Mary Cabot Wheelwright was born in Boston in 1878, and thanks in part to the wealth of her family, she was able to travel extensively. Fascinated by the study of religions, Wheelwright was no doubt impressed by Hastiin Klah when the two first met. For decades, Klah, who was born in 1867, saw his people and culture suffer at the hands of the United States government, and his main fear was that traditional Navajo religious practices might be lost forever. By the 1930s, both Wheelwright and Klah decided that the creation of a museum would help preserve Navajo religious culture, and over time, the focus came to embrace Native American cultures on the whole. The various objects that are on display relate to different themes, and since the exhibits change throughout the year, repeat visitors can often expect to enjoy fresh content.
Regardless of when you visit the Wheelwright Museum of the American Indian, there will be plenty of great artifacts to see. Navajo rugs both old and new often figure among the highlights, and depending on the exhibit, you might have the chance to learn more about Native American basket making or any other number of topics. Chances are good that the museum will have some of its amazing pottery on display, and your visit might coincide with an exhibit that showcases jewelry from the Pueblo and Navajo peoples. Complementing the main gallery exhibitions are smaller exhibition shows that highlight the works of current Native American artists. Special events, such as storytelling sessions, are also offered on a regular basis and only add to the appeal of a visit. The storytelling sessions, it should be noted, are very popular and are offered on Saturday and Sunday evenings between mid-July and mid-August.
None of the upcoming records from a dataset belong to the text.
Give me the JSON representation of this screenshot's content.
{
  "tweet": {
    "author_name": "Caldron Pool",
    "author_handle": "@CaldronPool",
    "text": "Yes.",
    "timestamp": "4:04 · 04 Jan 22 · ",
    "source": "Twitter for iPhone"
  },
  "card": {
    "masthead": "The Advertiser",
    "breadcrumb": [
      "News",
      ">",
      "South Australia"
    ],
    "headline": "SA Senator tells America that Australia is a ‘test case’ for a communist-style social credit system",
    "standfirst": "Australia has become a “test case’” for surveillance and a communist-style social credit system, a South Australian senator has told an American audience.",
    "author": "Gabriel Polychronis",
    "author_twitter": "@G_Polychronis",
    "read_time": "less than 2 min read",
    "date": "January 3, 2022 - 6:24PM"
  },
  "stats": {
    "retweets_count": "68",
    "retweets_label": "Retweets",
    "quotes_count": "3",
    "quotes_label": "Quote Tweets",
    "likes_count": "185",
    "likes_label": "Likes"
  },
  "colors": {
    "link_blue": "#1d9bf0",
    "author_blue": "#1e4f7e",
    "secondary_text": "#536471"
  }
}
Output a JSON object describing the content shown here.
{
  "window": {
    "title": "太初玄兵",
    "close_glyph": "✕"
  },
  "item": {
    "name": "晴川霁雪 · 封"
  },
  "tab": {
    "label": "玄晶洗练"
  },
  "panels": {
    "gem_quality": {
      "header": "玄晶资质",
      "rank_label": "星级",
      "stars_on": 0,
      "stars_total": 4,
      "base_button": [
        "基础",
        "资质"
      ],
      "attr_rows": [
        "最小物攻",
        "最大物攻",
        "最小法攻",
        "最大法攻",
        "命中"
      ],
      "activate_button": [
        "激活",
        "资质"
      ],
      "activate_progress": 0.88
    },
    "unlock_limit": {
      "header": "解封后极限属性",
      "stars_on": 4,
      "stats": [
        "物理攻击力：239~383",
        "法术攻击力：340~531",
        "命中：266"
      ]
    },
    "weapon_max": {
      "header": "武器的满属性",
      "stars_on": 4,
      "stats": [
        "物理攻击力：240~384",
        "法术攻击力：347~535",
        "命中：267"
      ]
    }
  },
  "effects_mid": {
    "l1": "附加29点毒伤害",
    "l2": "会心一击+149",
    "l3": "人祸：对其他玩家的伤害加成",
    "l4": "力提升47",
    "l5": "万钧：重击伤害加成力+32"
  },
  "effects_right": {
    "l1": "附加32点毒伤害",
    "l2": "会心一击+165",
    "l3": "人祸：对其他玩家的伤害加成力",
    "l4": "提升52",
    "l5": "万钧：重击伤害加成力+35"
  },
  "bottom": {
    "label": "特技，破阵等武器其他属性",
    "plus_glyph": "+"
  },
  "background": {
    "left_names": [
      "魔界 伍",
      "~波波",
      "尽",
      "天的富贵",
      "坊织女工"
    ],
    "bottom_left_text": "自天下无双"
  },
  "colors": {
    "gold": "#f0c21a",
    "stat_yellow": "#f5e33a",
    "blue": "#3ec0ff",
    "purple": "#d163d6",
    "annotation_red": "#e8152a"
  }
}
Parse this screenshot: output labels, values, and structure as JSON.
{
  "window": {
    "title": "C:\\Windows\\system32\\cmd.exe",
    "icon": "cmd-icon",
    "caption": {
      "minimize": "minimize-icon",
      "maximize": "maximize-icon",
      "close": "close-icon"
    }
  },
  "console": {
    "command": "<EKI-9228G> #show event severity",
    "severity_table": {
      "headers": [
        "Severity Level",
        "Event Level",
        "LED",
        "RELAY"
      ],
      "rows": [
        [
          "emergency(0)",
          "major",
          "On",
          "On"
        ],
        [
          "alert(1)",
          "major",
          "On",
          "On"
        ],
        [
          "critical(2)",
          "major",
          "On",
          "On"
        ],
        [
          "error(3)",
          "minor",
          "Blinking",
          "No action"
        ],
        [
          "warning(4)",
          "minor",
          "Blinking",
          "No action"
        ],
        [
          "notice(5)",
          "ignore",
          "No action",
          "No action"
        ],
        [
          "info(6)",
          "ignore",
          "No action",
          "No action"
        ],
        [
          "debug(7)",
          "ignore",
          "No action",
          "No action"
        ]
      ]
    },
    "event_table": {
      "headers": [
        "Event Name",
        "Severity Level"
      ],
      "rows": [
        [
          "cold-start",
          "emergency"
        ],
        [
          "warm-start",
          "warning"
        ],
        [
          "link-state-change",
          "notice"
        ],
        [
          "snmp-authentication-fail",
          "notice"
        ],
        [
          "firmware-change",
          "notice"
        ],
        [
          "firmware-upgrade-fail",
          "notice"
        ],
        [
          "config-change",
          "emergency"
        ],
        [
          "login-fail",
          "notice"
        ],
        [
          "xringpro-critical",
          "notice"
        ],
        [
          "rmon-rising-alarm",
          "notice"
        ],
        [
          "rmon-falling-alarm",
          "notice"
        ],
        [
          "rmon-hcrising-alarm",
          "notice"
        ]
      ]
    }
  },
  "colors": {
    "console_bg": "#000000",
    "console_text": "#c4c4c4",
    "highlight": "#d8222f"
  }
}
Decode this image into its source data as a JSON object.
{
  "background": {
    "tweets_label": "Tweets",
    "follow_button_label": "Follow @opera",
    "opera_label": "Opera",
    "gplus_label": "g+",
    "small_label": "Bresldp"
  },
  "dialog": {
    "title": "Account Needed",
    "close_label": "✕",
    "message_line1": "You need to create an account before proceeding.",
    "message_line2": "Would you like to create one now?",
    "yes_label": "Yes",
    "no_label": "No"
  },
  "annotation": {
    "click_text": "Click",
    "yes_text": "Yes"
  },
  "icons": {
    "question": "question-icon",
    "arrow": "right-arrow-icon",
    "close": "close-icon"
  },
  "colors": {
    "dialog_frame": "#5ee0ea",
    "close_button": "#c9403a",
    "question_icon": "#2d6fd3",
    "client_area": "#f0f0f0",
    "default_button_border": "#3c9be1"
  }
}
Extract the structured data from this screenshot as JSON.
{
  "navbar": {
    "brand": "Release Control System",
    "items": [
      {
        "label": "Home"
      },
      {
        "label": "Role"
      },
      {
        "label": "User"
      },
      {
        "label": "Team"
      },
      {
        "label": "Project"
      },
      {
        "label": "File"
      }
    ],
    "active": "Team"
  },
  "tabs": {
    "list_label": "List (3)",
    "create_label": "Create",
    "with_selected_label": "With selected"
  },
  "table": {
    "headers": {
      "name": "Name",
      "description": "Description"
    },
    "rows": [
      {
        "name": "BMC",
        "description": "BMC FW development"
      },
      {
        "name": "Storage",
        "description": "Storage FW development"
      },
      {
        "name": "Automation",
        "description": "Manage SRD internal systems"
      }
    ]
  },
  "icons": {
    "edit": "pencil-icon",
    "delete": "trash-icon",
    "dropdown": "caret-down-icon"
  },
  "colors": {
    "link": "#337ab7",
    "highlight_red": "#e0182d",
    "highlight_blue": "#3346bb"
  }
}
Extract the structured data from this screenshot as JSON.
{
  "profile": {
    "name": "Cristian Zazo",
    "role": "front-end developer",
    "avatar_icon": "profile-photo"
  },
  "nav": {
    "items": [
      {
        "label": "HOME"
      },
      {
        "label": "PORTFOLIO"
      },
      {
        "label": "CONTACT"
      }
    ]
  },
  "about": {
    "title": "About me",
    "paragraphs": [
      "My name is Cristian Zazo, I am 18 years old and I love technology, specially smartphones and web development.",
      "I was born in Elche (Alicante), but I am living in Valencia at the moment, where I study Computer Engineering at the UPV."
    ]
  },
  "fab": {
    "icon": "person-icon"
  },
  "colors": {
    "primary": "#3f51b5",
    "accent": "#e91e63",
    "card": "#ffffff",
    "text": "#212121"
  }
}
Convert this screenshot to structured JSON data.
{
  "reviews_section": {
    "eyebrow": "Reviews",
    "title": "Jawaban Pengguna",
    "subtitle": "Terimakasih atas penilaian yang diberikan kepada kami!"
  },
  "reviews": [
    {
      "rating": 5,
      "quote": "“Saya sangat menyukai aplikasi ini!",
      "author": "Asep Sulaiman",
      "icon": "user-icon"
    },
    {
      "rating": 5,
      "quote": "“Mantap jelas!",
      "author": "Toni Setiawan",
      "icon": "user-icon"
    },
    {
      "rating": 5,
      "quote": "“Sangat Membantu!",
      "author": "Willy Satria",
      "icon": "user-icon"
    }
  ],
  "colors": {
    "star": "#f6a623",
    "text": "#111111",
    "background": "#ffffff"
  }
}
Admission to these shows is free.
Admission to the Wheelwright Museum of the American Indian is free as well, so you don't have to pay to enjoy the artwork either. That being said, donations are welcome and it is customary to offer some kind of monetary support. The general operating hours of the Wheelwright Museum Santa Fe are 10 a.m. to 5 p.m. Monday through Saturday, and 1 p.m. to 5 p.m. on Sundays. Docent tours are offered throughout the year, so you might check the schedule for times when planning to add one to the mix. When you are finished with your docent-guided or self-guided tour at the Wheelwright Museum, you might visit the arts and crafts shop to see what's on offer. This shop specializes in Southwestern Indian art, and its design was inspired by the old trading posts from the region.
The Wheelwright Museum of the American Indian can be found on Santa Fe's renowned Museum Hill. Close by are other cultural institutions of high repute. These institutions include the Museum of Spanish Colonial Art and the Museum of International Folk Art, as well as several others. Suffice it to say that cultural enthusiasts can satisfy hours on end in this part of Santa Fe.
Image: BFS Man (flickr)